Most children and young people who lived in Elizabethan times did not go to school. Only the well-to-do children were given the privilege. The children of commoners had to work on the farm or in the shops with their parents. Others were apprenticed to tradesmen. Girls were not allowed to become doctors, clergymen, or lawyers, so it was thought there was no point in educating girls.

. . . the whining schoolboy with his satchel and shining morning face,
creeping like a snail unwillingly to school. . .

Lessons in the schools of that time began at six o'clock in the summer and seven in winter and went on until five, with a play interval of fifteen minutes at three. There were breaks for breakfast at nine and for dinner at eleven. That was a very long day, and Saturday was not a whole holiday, only a half-day. Students were expected to learn to read, write and speak Latin. At least one hour each day was spent learning Bible scriptures and the catechism, and students were often expected to write a summary in Latin of the sermon preached that day.



Rules in school were very strict, and schoolmasters, as teachers were then called, were expected to impose learning on their young charges with the help of regular whacks of a cane or birch whip. If tardy he would not merely be scolded, but rather hit hard on the hands or another part of his body. He would be punished in a similar way for not learning his lessons, turning in a paper which was not neat enough to please the schoolmaster, or accidentally dripping a spot of ink on the paper. (Quill pens made of the feathers of geese, swans or crows were tedious to write with) Talking back to the schoolmaster would prompt expulsion from the school, causing shame for him and his family. Parents put their complete trust into the schoolmaster and his decisions, as it was believed that this was the only way children could learn. There was no mercy for the idle or the mischievous.



The earliest schooling was done with a Horn Book or Absey Book (A.B.C. Book) This was a spelling sheet mounted on a thin board of wood, usually oak, about 9 inches long and 5 or 6 inches wide, bearing a sheet on which were printed the alphabet, and sometimes the nine digits and the Lord's Prayer. It had a handle, and was covered in front by a transparent layer of horn to prevent it from becoming dirty. The board and the sheet of horn were then held together by a thin brass frame. It was difficult to damage or lose. Latin lessons began early and were the basis of all subsequent schooling. The chief text-book was Lily's Grammar, which is mentioned and quoted in Shakespeare's plays.
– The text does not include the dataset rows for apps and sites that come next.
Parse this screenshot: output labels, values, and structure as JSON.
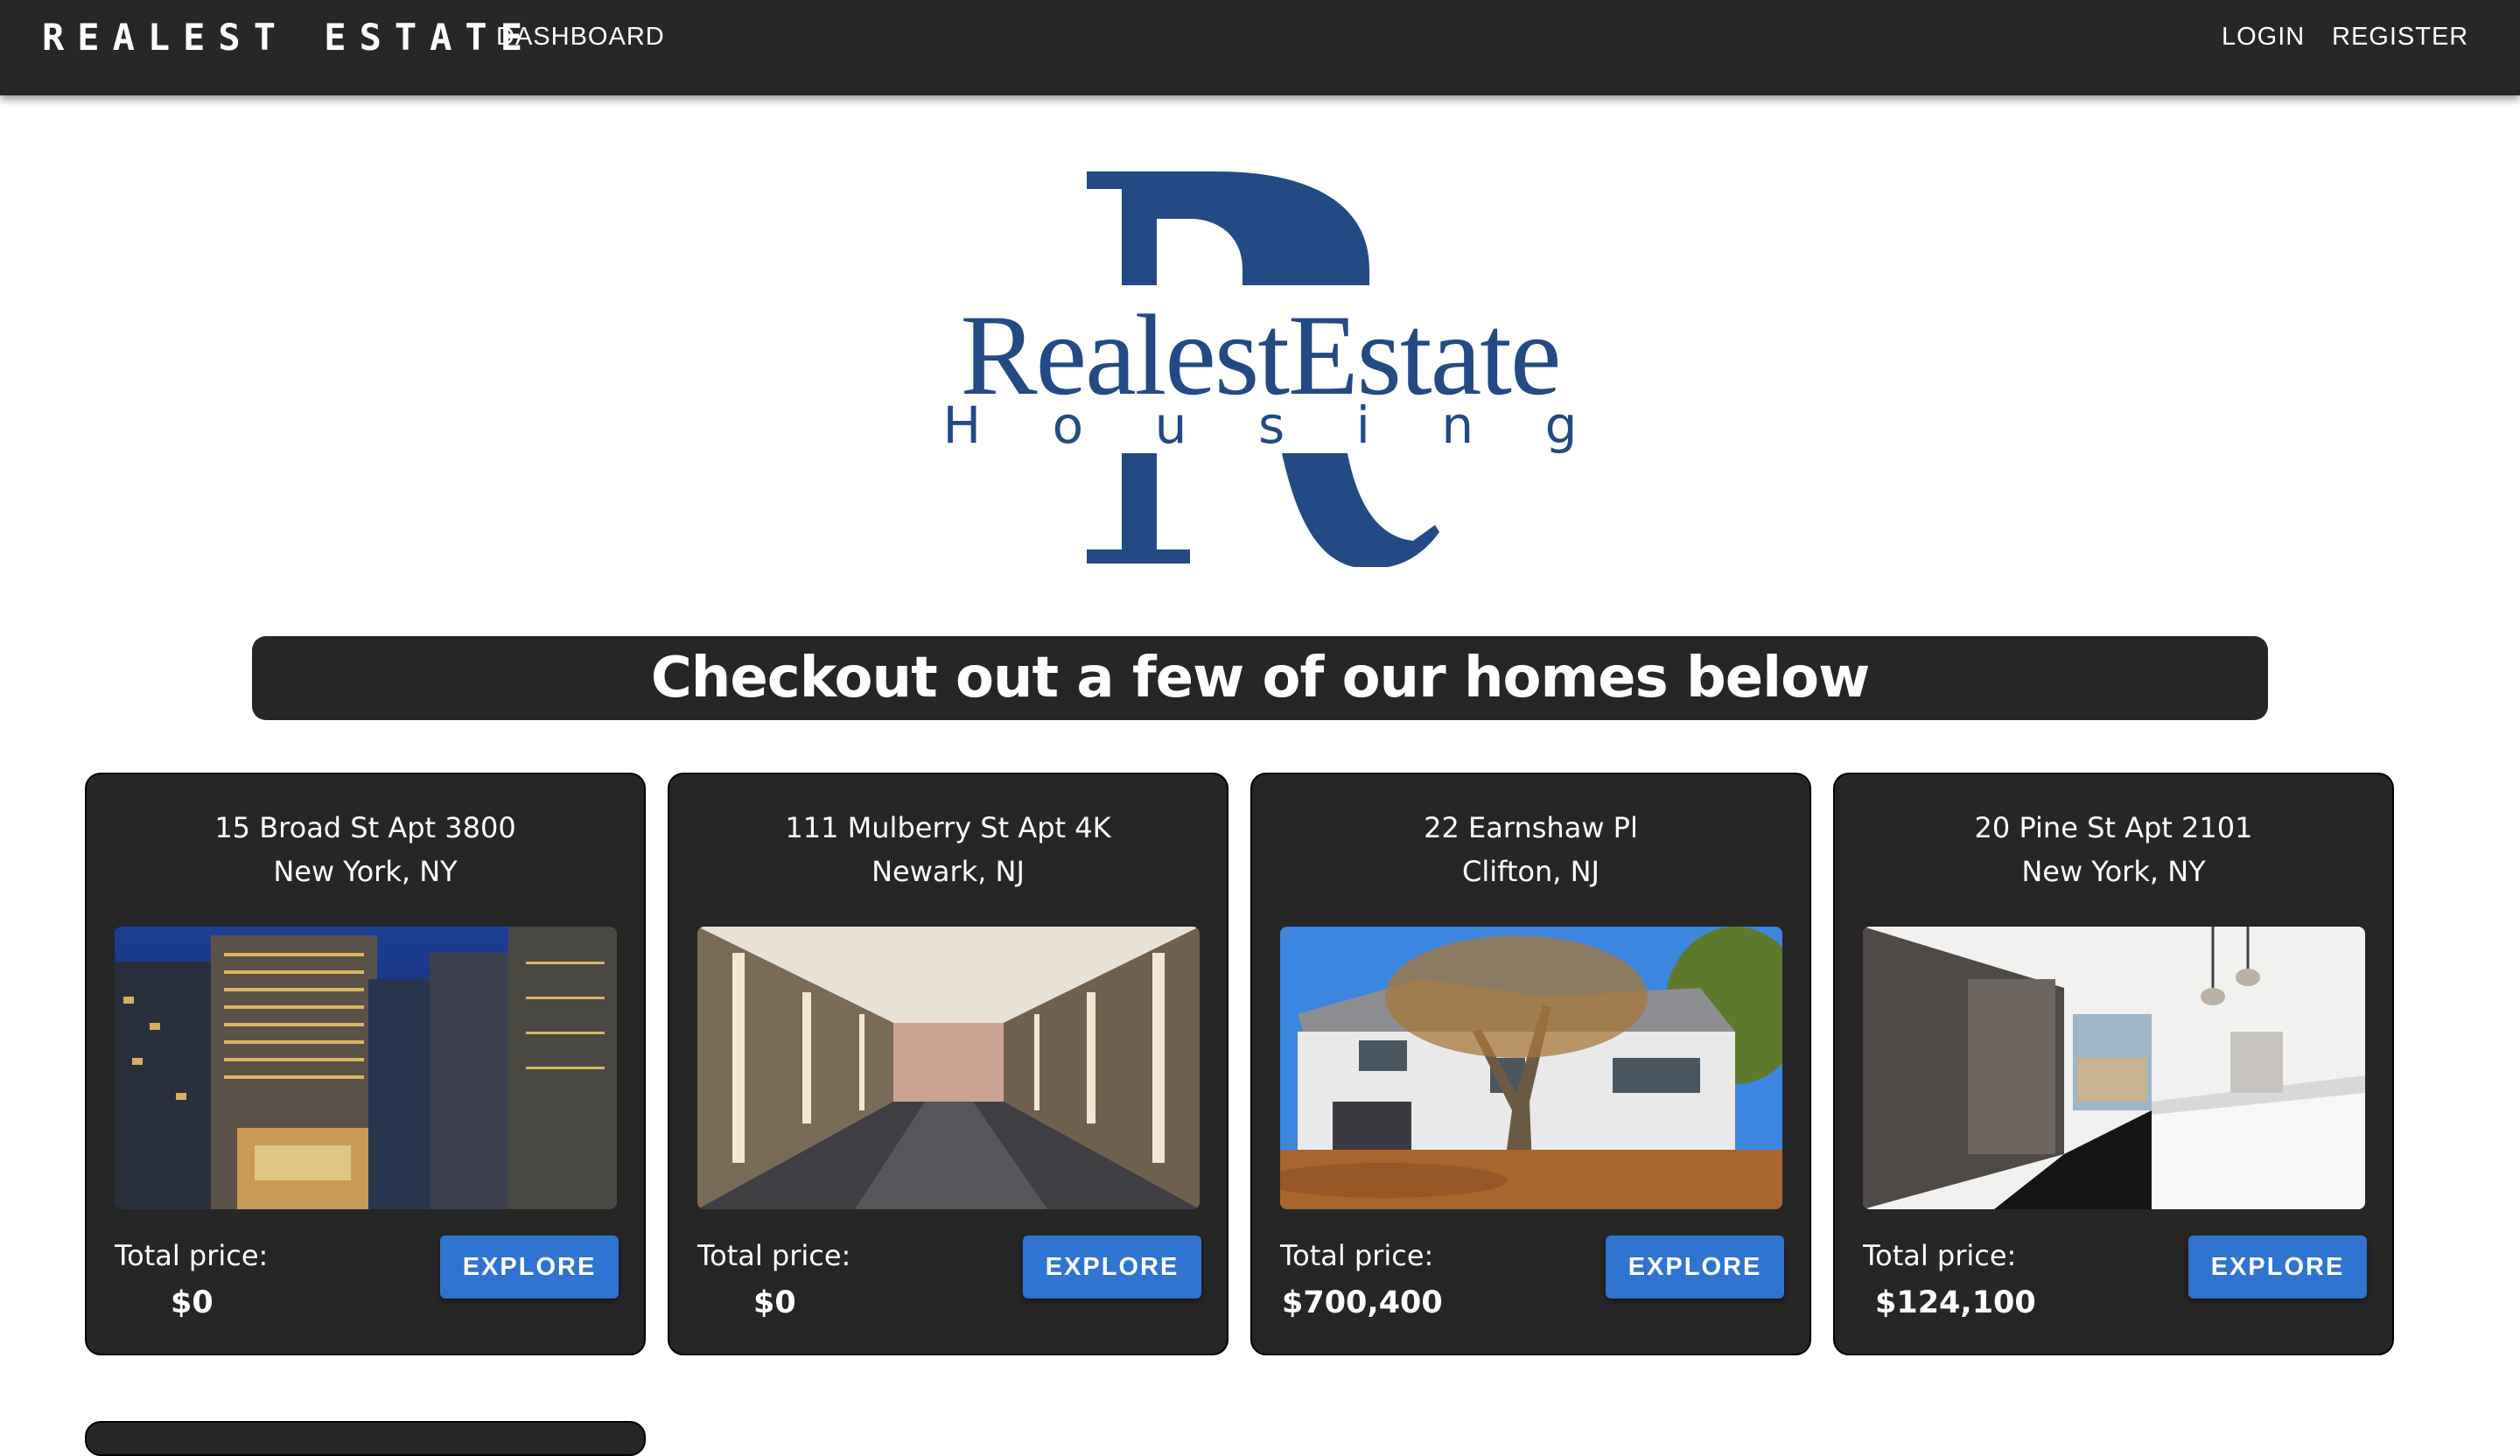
{
  "header": {
    "brand": "REALEST ESTATE",
    "nav": {
      "dashboard": "DASHBOARD",
      "login": "LOGIN",
      "register": "REGISTER"
    }
  },
  "logo": {
    "text": "RealestEstate",
    "subtext": "H o u s i n g",
    "letter": "R",
    "color": "#234a84"
  },
  "headline": "Checkout out a few of our homes below",
  "listings": [
    {
      "street": "15 Broad St Apt 3800",
      "city": "New York, NY",
      "price_label": "Total price:",
      "price": "$0",
      "button": "EXPLORE",
      "photo": "city-night-skyline"
    },
    {
      "street": "111 Mulberry St Apt 4K",
      "city": "Newark, NJ",
      "price_label": "Total price:",
      "price": "$0",
      "button": "EXPLORE",
      "photo": "marble-hallway"
    },
    {
      "street": "22 Earnshaw Pl",
      "city": "Clifton, NJ",
      "price_label": "Total price:",
      "price": "$700,400",
      "button": "EXPLORE",
      "photo": "white-house-with-tree"
    },
    {
      "street": "20 Pine St Apt 2101",
      "city": "New York, NY",
      "price_label": "Total price:",
      "price": "$124,100",
      "button": "EXPLORE",
      "photo": "modern-kitchen"
    }
  ],
  "colors": {
    "topbar": "#272727",
    "card": "#262626",
    "button": "#2f74d0"
  }
}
Home Page

World Events


Everyday Living

The Plague

Recreation & Sports

Crime and Punishment


Beliefs & Customs